Since our most polarizing former QB, Tarvaris Jackson, was released by the Buffalo Bills yesterday, a small eruption of controversy has resulted amongst Seahawk fans.
One side of the fanbase is ready to welcome T-Jax back with open arms. His 2011 season, in which he was the Seahawks' starter, was his best as a pro, leading the Seahawks to a 7-7 record (minus the two games he sat with injury, whereupon the Charlie Whitehurst train derailed and crashed into a nearby mountainside.) Jackson also put up decent but not great numbers of 3,091 yards, 271 completions and 14 touchdowns.
It's also worth noting that a good chunk of those numbers were put up while Jackson played through a torn pectoral muscle. In his throwing arm.
The other side of the fanbase is adamant about not bringing Jackson back, and that he was a prime reason for the Seahawks stalling at 7-9 for the second straight year. His tendency to hold onto the ball too long, lack of decision-making ability and the occasional awkward jump-pass (yes, I've seen him do it) are all things to consider whenever you're looking at bringing in a quarterback.
While they're definitely deal-breakers for a starting-caliber QB, what people are forgetting is this:
Tarvaris Jackson would be signed as a backup.
That's it, pure and simple. Jackson isn't being brought in for competition with Russell Wilson. Wilson is so goddamn firmly entrenched as the starter that you'd need to drill a hole halfway to China to unseat him.
Brady Quinn was signed to be Wilson's backup, but you know how training camp with this team goes – the best player wins. T-Jax could come in and make a strong case to overtake Quinn as the #2 QB here in Seattle. Here's why that could happen.
Jackson already knows the system. He's spent most of his career with OC Darrell Bevel, and would be a logical fit for a read-option offense that requires a mobile QB.
He's a backup capable of winning seven games. We've seen this before – Jackson won seven games as a starter in 2011 with a torn pectoral muscle. That's not easy. His arm was still a cannon during that stretch, in case you've forgotten. He's not Tom Brady, and he's not going to win you a Super Bowl, but try naming another backup QB in this league who can win seven games for you if needed. Go ahead.
He knows the receivers. Not only is he still close friends with Sidney Rice, but he also threw passes to some dude named Harvin in 2009 with the Vikings. The other Hawks receivers already have the chemistry with Jackson from the 2011 season, so the learning curve to get back in sync would be noticeably shorter.
He's more reliable than Brady Quinn. This is arguable simply on the basis that Quinn has spent the majority of his career with a complete dumpster fire of a team in Cleveland, but good QBs make their receivers better. It works that way more than the opposite in the NFL. Quinn, despite having a great work ethic, has not proven that so far in his career.

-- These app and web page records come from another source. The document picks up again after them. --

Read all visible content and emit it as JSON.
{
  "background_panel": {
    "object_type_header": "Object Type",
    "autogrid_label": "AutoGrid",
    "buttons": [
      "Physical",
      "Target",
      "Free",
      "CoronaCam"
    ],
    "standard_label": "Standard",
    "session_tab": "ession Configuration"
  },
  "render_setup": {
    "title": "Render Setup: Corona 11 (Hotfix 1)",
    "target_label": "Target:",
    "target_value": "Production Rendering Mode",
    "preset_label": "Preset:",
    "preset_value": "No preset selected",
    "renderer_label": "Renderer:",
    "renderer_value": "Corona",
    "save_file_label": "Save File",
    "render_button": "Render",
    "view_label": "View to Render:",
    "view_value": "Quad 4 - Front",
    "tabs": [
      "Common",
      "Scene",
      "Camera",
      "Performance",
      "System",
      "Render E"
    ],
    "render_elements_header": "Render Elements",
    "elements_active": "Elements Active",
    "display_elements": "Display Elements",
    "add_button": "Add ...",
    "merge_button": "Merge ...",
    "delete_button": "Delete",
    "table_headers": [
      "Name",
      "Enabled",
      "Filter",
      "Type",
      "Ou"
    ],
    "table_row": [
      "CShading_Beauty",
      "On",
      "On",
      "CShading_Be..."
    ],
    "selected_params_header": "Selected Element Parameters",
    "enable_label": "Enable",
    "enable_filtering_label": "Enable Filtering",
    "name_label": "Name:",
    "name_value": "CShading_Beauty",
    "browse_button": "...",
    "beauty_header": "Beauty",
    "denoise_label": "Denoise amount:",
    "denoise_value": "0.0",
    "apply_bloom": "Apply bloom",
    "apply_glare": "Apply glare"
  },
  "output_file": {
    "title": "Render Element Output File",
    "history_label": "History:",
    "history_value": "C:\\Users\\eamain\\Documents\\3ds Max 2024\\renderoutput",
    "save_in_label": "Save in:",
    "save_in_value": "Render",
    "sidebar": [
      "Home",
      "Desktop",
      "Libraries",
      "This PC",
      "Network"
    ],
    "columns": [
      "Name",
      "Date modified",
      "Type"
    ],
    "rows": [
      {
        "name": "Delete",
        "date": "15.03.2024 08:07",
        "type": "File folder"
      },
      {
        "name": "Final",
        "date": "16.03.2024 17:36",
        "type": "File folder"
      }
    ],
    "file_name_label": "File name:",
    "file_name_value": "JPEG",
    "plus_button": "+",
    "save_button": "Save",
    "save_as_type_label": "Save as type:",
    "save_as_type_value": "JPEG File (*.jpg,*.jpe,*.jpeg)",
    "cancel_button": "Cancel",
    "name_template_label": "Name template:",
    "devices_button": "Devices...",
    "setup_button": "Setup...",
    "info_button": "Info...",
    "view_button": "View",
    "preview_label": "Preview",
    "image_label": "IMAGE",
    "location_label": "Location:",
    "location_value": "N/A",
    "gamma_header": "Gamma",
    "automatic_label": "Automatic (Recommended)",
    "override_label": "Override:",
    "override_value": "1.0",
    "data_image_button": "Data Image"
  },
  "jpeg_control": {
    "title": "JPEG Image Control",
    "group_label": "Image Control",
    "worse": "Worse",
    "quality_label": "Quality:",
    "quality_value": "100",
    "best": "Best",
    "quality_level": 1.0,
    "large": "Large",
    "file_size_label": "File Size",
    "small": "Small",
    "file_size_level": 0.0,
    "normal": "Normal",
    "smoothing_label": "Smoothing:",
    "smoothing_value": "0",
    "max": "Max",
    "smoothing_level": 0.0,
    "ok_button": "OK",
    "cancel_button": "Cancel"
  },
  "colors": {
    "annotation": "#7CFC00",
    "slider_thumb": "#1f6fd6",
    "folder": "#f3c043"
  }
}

He already has the respect of the locker room. This has been stated before, but it's worth stating twice – the fact that Jackson played through most of 2011 with a torn pectoral muscle earned him the respect of his teammates in the locker room. This was especially confirmed when Charlie Whitehurst put on the most pathetic display of football ineptitude against the Browns that I've seen since Rick Mirer was still in the league.
Reportedly, Jackson was back at VMAC today and taking a physical, but that's the last we've heard of any developments here. But it makes too much sense to re-sign him, and he'd come as a solid — and cheap — insurance policy for what's shaping up to be one of the most potent offenses in the NFL in 2013.